Macedonian Human Rights Movement International
Media Freedoms and Minorities in Greece and in the Balkans

Greek Helsinki Monitor
Home of Macedonian Culture
Rainbow - Organization of the Macedonian Minority in Greece
Minority Rights Group - Greece

Our organizations support the recommendations below on greater freedom of movement in the Balkans, and welcome their endorsement by the Southeast Europe Media Organization (SEEMO) Print Media Committee and its commitment to help implement them.

However, they believe that the conference during which these recommendations were elaborated is unfortunately a negative example. Dealing with "Borders and Minorities in Balkans", the speakers' list included leaders of the minority parties -and government coalition partners- in Albania (Greek party), Bulgaria (Turkish), Kosovo/FRY (Serb) and Macedonia (Albanian), but no minority representative from Greece -seat of the conference- not even either one of the two government party deputies from the Turkish minority. We also noticed the absence of any representative from the region's largest and most persecuted minority, the Roma. Moreover, NGOs working on minority rights from Bulgaria, Macedonia and Turkey were represented, but their Greek counterparts were not; instead, authors of notorious anti-minority publications -one belonging also to a nationalist organization in Greece- were among the speakers. In fact, our organizations were informed about the conference after it was held, from media coverage.

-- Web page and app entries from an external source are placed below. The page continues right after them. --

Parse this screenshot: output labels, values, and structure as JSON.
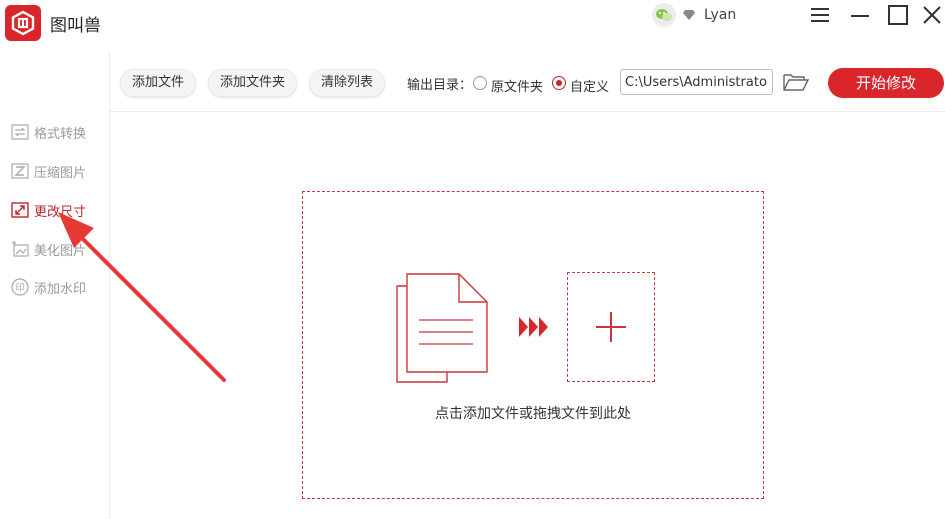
{
  "app": {
    "title": "图叫兽"
  },
  "user": {
    "name": "Lyan"
  },
  "sidebar": {
    "items": [
      {
        "label": "格式转换",
        "icon": "convert-icon",
        "active": false
      },
      {
        "label": "压缩图片",
        "icon": "compress-icon",
        "active": false
      },
      {
        "label": "更改尺寸",
        "icon": "resize-icon",
        "active": true
      },
      {
        "label": "美化图片",
        "icon": "beautify-icon",
        "active": false
      },
      {
        "label": "添加水印",
        "icon": "watermark-icon",
        "active": false
      }
    ]
  },
  "toolbar": {
    "add_file_label": "添加文件",
    "add_folder_label": "添加文件夹",
    "clear_list_label": "清除列表",
    "output_dir_label": "输出目录：",
    "output_options": [
      {
        "label": "原文件夹",
        "selected": false
      },
      {
        "label": "自定义",
        "selected": true
      }
    ],
    "output_path": "C:\\Users\\Administrator\\I",
    "start_label": "开始修改"
  },
  "main": {
    "drop_hint": "点击添加文件或拖拽文件到此处"
  },
  "colors": {
    "accent": "#d8262b",
    "accent_dark": "#c0262c",
    "muted_text": "#9a9a9a"
  }
}
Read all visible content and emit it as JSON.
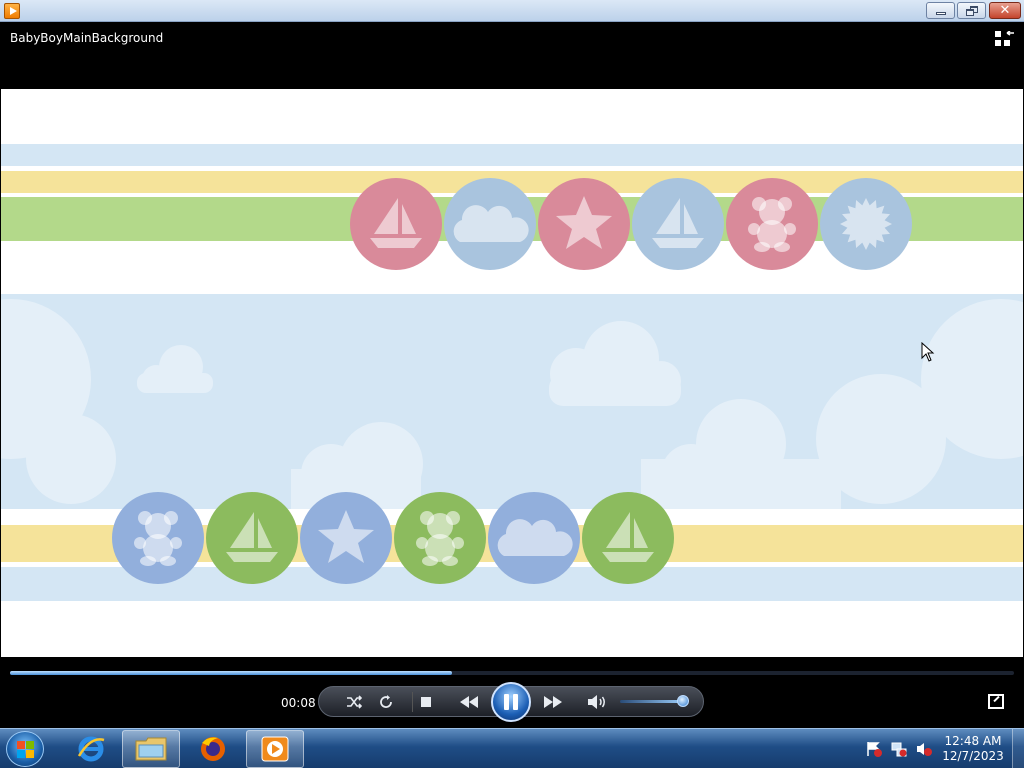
{
  "window": {
    "title_bar_controls": [
      "minimize",
      "restore",
      "close"
    ],
    "close_glyph": "✕"
  },
  "player": {
    "title": "BabyBoyMainBackground",
    "video": {
      "top_circles": [
        {
          "color": "#d98a9a",
          "icon": "sailboat-icon"
        },
        {
          "color": "#a9c4de",
          "icon": "cloud-icon"
        },
        {
          "color": "#d98a9a",
          "icon": "star-icon"
        },
        {
          "color": "#a9c4de",
          "icon": "sailboat-icon"
        },
        {
          "color": "#d98a9a",
          "icon": "teddy-bear-icon"
        },
        {
          "color": "#a9c4de",
          "icon": "sun-icon"
        }
      ],
      "bottom_circles": [
        {
          "color": "#92afdc",
          "icon": "teddy-bear-icon"
        },
        {
          "color": "#8cbb5e",
          "icon": "sailboat-icon"
        },
        {
          "color": "#92afdc",
          "icon": "star-icon"
        },
        {
          "color": "#8cbb5e",
          "icon": "teddy-bear-icon"
        },
        {
          "color": "#92afdc",
          "icon": "cloud-icon"
        },
        {
          "color": "#8cbb5e",
          "icon": "sailboat-icon"
        }
      ]
    },
    "controls": {
      "elapsed_time": "00:08",
      "seek_progress": 0.44,
      "volume_level": 0.95,
      "buttons": [
        "shuffle-icon",
        "repeat-icon",
        "stop-icon",
        "previous-icon",
        "pause-icon",
        "next-icon",
        "volume-icon"
      ]
    }
  },
  "taskbar": {
    "apps": [
      "internet-explorer-icon",
      "file-explorer-icon",
      "firefox-icon",
      "media-player-icon"
    ],
    "clock_time": "12:48 AM",
    "clock_date": "12/7/2023"
  },
  "colors": {
    "accent": "#1c5fb5",
    "stripe_yellow": "#f5e39a",
    "stripe_green": "#b3d98a",
    "sky_blue": "#d4e6f4"
  }
}
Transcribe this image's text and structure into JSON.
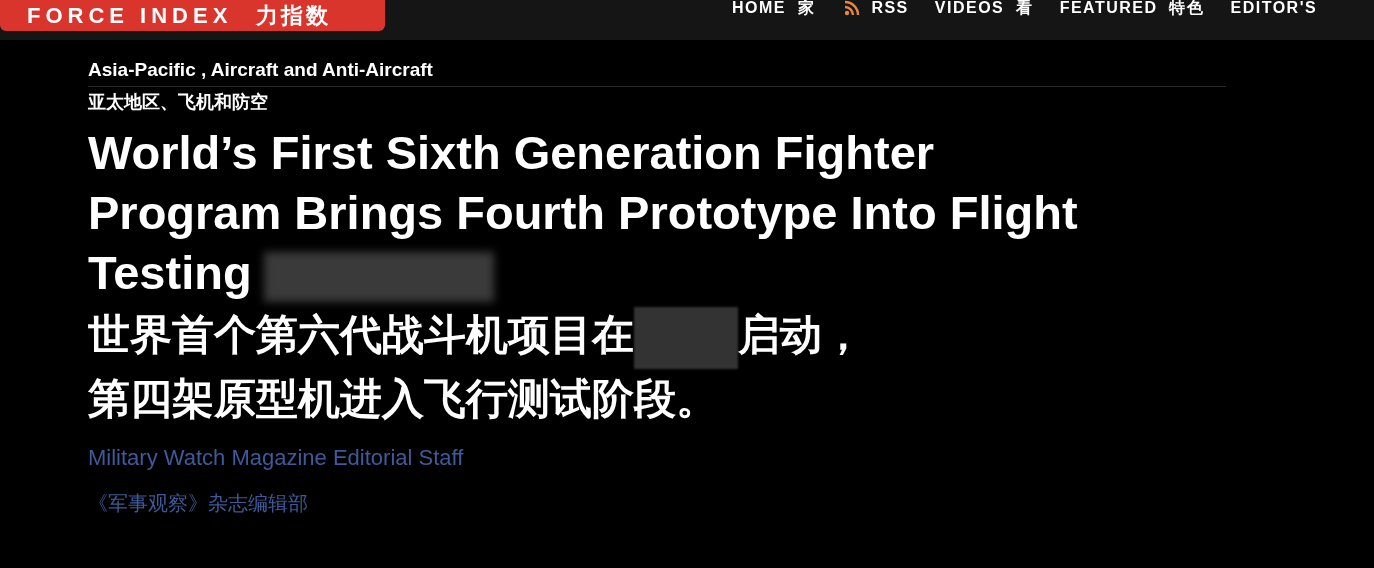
{
  "logo": {
    "text": "FORCE INDEX",
    "text_zh": "力指数"
  },
  "nav": [
    {
      "label": "HOME",
      "label_zh": "家",
      "kind": "link"
    },
    {
      "label": "RSS",
      "kind": "rss"
    },
    {
      "label": "VIDEOS",
      "label_zh": "看",
      "kind": "link"
    },
    {
      "label": "FEATURED",
      "label_zh": "特色",
      "kind": "link"
    },
    {
      "label": "EDITOR'S",
      "kind": "link"
    }
  ],
  "category": "Asia-Pacific , Aircraft and Anti-Aircraft",
  "category_zh": "亚太地区、飞机和防空",
  "headline": [
    "World’s First Sixth Generation Fighter",
    "Program Brings Fourth Prototype Into Flight",
    "Testing"
  ],
  "headline_zh": [
    {
      "text": "世界首个第六代战斗机项目在",
      "kind": "text"
    },
    {
      "kind": "redacted"
    },
    {
      "text": "启动，",
      "kind": "text"
    },
    {
      "kind": "break"
    },
    {
      "text": "第四架原型机进入飞行测试阶段。",
      "kind": "text"
    }
  ],
  "author": "Military Watch Magazine Editorial Staff",
  "author_zh": "《军事观察》杂志编辑部"
}
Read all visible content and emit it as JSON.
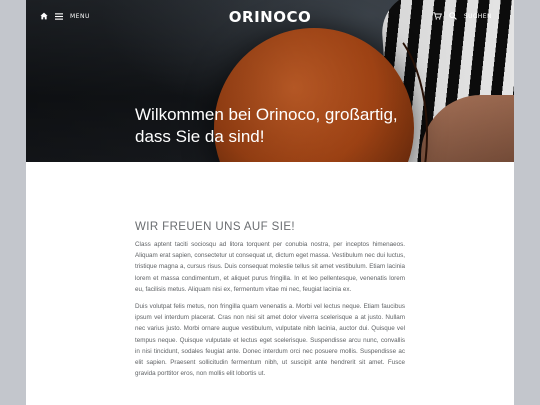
{
  "header": {
    "logo": "ORINOCO",
    "menu_label": "MENU",
    "search_label": "SUCHEN",
    "icons": [
      "home-icon",
      "menu-icon",
      "cart-icon",
      "search-icon"
    ]
  },
  "hero": {
    "title_line1": "Wilkommen bei Orinoco, großartig,",
    "title_line2": "dass Sie da sind!"
  },
  "main": {
    "heading": "WIR FREUEN UNS AUF SIE!",
    "paragraphs": [
      "Class aptent taciti sociosqu ad litora torquent per conubia nostra, per inceptos himenaeos. Aliquam erat sapien, consectetur ut consequat ut, dictum eget massa. Vestibulum nec dui luctus, tristique magna a, cursus risus. Duis consequat molestie tellus sit amet vestibulum. Etiam lacinia lorem et massa condimentum, et aliquet purus fringilla. In et leo pellentesque, venenatis lorem eu, facilisis metus. Aliquam nisi ex, fermentum vitae mi nec, feugiat lacinia ex.",
      "Duis volutpat felis metus, non fringilla quam venenatis a. Morbi vel lectus neque. Etiam faucibus ipsum vel interdum placerat. Cras non nisi sit amet dolor viverra scelerisque a at justo. Nullam nec varius justo. Morbi ornare augue vestibulum, vulputate nibh lacinia, auctor dui. Quisque vel tempus neque. Quisque vulputate et lectus eget scelerisque. Suspendisse arcu nunc, convallis in nisi tincidunt, sodales feugiat ante. Donec interdum orci nec posuere mollis. Suspendisse ac elit sapien. Praesent sollicitudin fermentum nibh, ut suscipit ante hendrerit sit amet. Fusce gravida porttitor eros, non mollis elit lobortis ut."
    ]
  }
}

This case is not isolated, but typical of all meetings on minorities organized in Greece by state institutions, mainstream media and NGOs close to the state, including -with one exception- all meetings (co-)organized by the Council of Europe. Minorities themselves and minority rights NGOs are hardly ever invited to attend -let alone speak at- such meetings. While there are hardly any other contacts, let alone discussions, between minorities and the authorities. On the contrary, as the official Greek policy is that Greece has no national minorities, those who advocate the opposite are to be isolated and, occasionally, attacked if not slandered. At the same time, all Greek media mention these minorities rarely, almost always only to attack them (see "Minorities and Media in Greece" at: Therefore, international participation to such meetings only helps perpetuate and legitimize this attitude. We hope that, in the future, the signatories of the recommendations below (which, interestingly, makes no references to minorities, although drafted in a meeting about them), in light of the above information, will contribute to help change Greece's intolerance towards minorities.



Journalists from the Balkan region request greater freedom of movement

At the conference on "Borders and Minorities in Balkans", held on 6 October 2001 in Thessaloniki, under the auspices of the Greek newspaper "Makedonia", several important recommendations have been adopted, which were presented to the governments of the Balkan region.

Participants attending the conference agreed to appeal to the governments in the region to take the necessary measures to facilitate the free flow of information, ideas and people across national borders within the Balkan region.

Specifically, it was requested:
- to make borders as much as possible open for free exchange of ideas and information;
- to allow the circulation of all regional printed media within the Balkan region;
- to allow journalists and scholars to exercise their profession without hindrance by ensuring that if there is a need to obtain visas, these are provided rapidly and without bureaucratic interference.

Furthermore, participants in the conference recommended that the governments and the local NGOs promote a regular and organized exchange of young people, especially students, thus offering the possibility to learn from and about each other.

Finally, professional journalist organizations were requested to foster discussions among journalists from the Balkan region about issues of interest for the region.

Leading journalists and editors from Albania, Bosnia, Bulgaria, FR Yugoslavia (including Kosovo), Greece, Macedonia and Turkey participated in Thessaloniki conference.

The SEEMO Print Media Committee supports the above mentioned recommendations and will use all necessary instruments to facilitate the free flow of information, ideas and people across national borders within South East Europe.

Radomir Licina
SEEMO Coordinator for Print Media


SEEMO is a regional network of editors, media executives and leading journalists from newspapers, magazines, radio, TV, internet, new media and news agencies in the South Eastern European Region.
Contact: SEEMO, Spiegelgasse 2 / 29, 1010 Vienna (AUSTRIA), Tel: (+ 43 1) 513 39 40, Fax: (+43 1) 512 90 15,